───── Source information ─────
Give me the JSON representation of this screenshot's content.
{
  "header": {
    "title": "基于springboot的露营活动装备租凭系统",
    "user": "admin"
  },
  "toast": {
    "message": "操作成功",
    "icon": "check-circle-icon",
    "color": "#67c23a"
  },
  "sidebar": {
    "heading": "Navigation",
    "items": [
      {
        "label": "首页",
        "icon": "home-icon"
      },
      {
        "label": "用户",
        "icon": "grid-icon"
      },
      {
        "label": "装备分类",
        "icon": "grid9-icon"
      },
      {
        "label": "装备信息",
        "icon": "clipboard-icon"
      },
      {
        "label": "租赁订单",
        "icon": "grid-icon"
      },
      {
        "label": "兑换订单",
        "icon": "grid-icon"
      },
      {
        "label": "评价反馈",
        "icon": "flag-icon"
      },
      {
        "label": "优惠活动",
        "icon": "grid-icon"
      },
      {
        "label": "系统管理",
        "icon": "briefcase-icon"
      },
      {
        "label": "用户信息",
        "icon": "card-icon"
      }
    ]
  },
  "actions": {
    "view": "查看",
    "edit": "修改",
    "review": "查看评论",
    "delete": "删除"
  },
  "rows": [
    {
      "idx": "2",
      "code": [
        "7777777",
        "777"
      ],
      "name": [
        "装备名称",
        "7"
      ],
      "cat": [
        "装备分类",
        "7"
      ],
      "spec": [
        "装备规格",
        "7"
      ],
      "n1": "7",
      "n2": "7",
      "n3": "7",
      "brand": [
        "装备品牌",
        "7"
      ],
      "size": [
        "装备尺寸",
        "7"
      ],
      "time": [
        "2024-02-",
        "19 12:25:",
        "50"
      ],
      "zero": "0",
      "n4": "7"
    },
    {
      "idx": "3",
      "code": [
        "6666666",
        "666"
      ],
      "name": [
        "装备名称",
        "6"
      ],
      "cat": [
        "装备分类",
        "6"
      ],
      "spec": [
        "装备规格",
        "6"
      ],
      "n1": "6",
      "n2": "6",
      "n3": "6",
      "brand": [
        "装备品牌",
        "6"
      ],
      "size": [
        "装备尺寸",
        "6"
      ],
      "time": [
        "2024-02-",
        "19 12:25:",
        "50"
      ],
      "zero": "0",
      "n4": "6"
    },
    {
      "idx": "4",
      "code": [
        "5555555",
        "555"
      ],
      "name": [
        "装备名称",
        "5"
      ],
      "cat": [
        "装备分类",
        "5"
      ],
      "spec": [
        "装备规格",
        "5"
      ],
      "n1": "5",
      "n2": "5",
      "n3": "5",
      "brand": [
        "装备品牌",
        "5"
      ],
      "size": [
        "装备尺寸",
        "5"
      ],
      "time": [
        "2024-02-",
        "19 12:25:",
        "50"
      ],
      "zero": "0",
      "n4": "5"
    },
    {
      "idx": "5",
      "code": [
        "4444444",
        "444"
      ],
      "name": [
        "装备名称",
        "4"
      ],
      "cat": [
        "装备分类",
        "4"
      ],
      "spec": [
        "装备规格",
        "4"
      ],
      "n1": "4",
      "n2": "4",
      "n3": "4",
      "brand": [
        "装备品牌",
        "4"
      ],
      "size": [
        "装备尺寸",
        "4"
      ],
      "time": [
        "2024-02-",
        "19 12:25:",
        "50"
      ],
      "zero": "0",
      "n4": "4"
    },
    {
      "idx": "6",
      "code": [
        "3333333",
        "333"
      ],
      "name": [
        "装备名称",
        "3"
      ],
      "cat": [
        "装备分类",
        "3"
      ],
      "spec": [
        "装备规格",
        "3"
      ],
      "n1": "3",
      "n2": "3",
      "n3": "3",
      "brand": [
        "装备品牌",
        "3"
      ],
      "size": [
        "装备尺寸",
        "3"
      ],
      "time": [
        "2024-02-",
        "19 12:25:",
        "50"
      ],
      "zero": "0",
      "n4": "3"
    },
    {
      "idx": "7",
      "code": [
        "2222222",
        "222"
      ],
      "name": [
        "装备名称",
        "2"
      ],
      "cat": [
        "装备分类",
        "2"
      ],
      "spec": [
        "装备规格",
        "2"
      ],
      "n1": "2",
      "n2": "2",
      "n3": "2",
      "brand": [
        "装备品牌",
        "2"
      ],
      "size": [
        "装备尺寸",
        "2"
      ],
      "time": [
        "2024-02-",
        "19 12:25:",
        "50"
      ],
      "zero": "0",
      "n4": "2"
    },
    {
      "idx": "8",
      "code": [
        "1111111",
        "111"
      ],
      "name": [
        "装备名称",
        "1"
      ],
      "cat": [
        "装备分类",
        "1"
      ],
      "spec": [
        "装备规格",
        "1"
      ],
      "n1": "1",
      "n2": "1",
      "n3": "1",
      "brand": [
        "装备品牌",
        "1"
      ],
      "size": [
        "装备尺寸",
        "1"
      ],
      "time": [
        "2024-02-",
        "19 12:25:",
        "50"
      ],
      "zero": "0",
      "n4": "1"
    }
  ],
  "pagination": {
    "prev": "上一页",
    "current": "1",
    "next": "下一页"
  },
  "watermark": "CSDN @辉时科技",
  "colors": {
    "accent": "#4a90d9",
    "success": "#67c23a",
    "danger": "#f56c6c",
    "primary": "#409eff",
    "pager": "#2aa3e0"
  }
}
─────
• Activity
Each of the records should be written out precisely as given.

• Written reply
Give me the JSON representation of this screenshot's content.
{
  "header": {
    "title": "基于springboot的露营活动装备租凭系统",
    "user": "admin"
  },
  "toast": {
    "message": "操作成功",
    "icon": "check-circle-icon",
    "color": "#67c23a"
  },
  "sidebar": {
    "heading": "Navigation",
    "items": [
      {
        "label": "首页",
        "icon": "home-icon"
      },
      {
        "label": "用户",
        "icon": "grid-icon"
      },
      {
        "label": "装备分类",
        "icon": "grid9-icon"
      },
      {
        "label": "装备信息",
        "icon": "clipboard-icon"
      },
      {
        "label": "租赁订单",
        "icon": "grid-icon"
      },
      {
        "label": "兑换订单",
        "icon": "grid-icon"
      },
      {
        "label": "评价反馈",
        "icon": "flag-icon"
      },
      {
        "label": "优惠活动",
        "icon": "grid-icon"
      },
      {
        "label": "系统管理",
        "icon": "briefcase-icon"
      },
      {
        "label": "用户信息",
        "icon": "card-icon"
      }
    ]
  },
  "actions": {
    "view": "查看",
    "edit": "修改",
    "review": "查看评论",
    "delete": "删除"
  },
  "rows": [
    {
      "idx": "2",
      "code": [
        "7777777",
        "777"
      ],
      "name": [
        "装备名称",
        "7"
      ],
      "cat": [
        "装备分类",
        "7"
      ],
      "spec": [
        "装备规格",
        "7"
      ],
      "n1": "7",
      "n2": "7",
      "n3": "7",
      "brand": [
        "装备品牌",
        "7"
      ],
      "size": [
        "装备尺寸",
        "7"
      ],
      "time": [
        "2024-02-",
        "19 12:25:",
        "50"
      ],
      "zero": "0",
      "n4": "7"
    },
    {
      "idx": "3",
      "code": [
        "6666666",
        "666"
      ],
      "name": [
        "装备名称",
        "6"
      ],
      "cat": [
        "装备分类",
        "6"
      ],
      "spec": [
        "装备规格",
        "6"
      ],
      "n1": "6",
      "n2": "6",
      "n3": "6",
      "brand": [
        "装备品牌",
        "6"
      ],
      "size": [
        "装备尺寸",
        "6"
      ],
      "time": [
        "2024-02-",
        "19 12:25:",
        "50"
      ],
      "zero": "0",
      "n4": "6"
    },
    {
      "idx": "4",
      "code": [
        "5555555",
        "555"
      ],
      "name": [
        "装备名称",
        "5"
      ],
      "cat": [
        "装备分类",
        "5"
      ],
      "spec": [
        "装备规格",
        "5"
      ],
      "n1": "5",
      "n2": "5",
      "n3": "5",
      "brand": [
        "装备品牌",
        "5"
      ],
      "size": [
        "装备尺寸",
        "5"
      ],
      "time": [
        "2024-02-",
        "19 12:25:",
        "50"
      ],
      "zero": "0",
      "n4": "5"
    },
    {
      "idx": "5",
      "code": [
        "4444444",
        "444"
      ],
      "name": [
        "装备名称",
        "4"
      ],
      "cat": [
        "装备分类",
        "4"
      ],
      "spec": [
        "装备规格",
        "4"
      ],
      "n1": "4",
      "n2": "4",
      "n3": "4",
      "brand": [
        "装备品牌",
        "4"
      ],
      "size": [
        "装备尺寸",
        "4"
      ],
      "time": [
        "2024-02-",
        "19 12:25:",
        "50"
      ],
      "zero": "0",
      "n4": "4"
    },
    {
      "idx": "6",
      "code": [
        "3333333",
        "333"
      ],
      "name": [
        "装备名称",
        "3"
      ],
      "cat": [
        "装备分类",
        "3"
      ],
      "spec": [
        "装备规格",
        "3"
      ],
      "n1": "3",
      "n2": "3",
      "n3": "3",
      "brand": [
        "装备品牌",
        "3"
      ],
      "size": [
        "装备尺寸",
        "3"
      ],
      "time": [
        "2024-02-",
        "19 12:25:",
        "50"
      ],
      "zero": "0",
      "n4": "3"
    },
    {
      "idx": "7",
      "code": [
        "2222222",
        "222"
      ],
      "name": [
        "装备名称",
        "2"
      ],
      "cat": [
        "装备分类",
        "2"
      ],
      "spec": [
        "装备规格",
        "2"
      ],
      "n1": "2",
      "n2": "2",
      "n3": "2",
      "brand": [
        "装备品牌",
        "2"
      ],
      "size": [
        "装备尺寸",
        "2"
      ],
      "time": [
        "2024-02-",
        "19 12:25:",
        "50"
      ],
      "zero": "0",
      "n4": "2"
    },
    {
      "idx": "8",
      "code": [
        "1111111",
        "111"
      ],
      "name": [
        "装备名称",
        "1"
      ],
      "cat": [
        "装备分类",
        "1"
      ],
      "spec": [
        "装备规格",
        "1"
      ],
      "n1": "1",
      "n2": "1",
      "n3": "1",
      "brand": [
        "装备品牌",
        "1"
      ],
      "size": [
        "装备尺寸",
        "1"
      ],
      "time": [
        "2024-02-",
        "19 12:25:",
        "50"
      ],
      "zero": "0",
      "n4": "1"
    }
  ],
  "pagination": {
    "prev": "上一页",
    "current": "1",
    "next": "下一页"
  },
  "watermark": "CSDN @辉时科技",
  "colors": {
    "accent": "#4a90d9",
    "success": "#67c23a",
    "danger": "#f56c6c",
    "primary": "#409eff",
    "pager": "#2aa3e0"
  }
}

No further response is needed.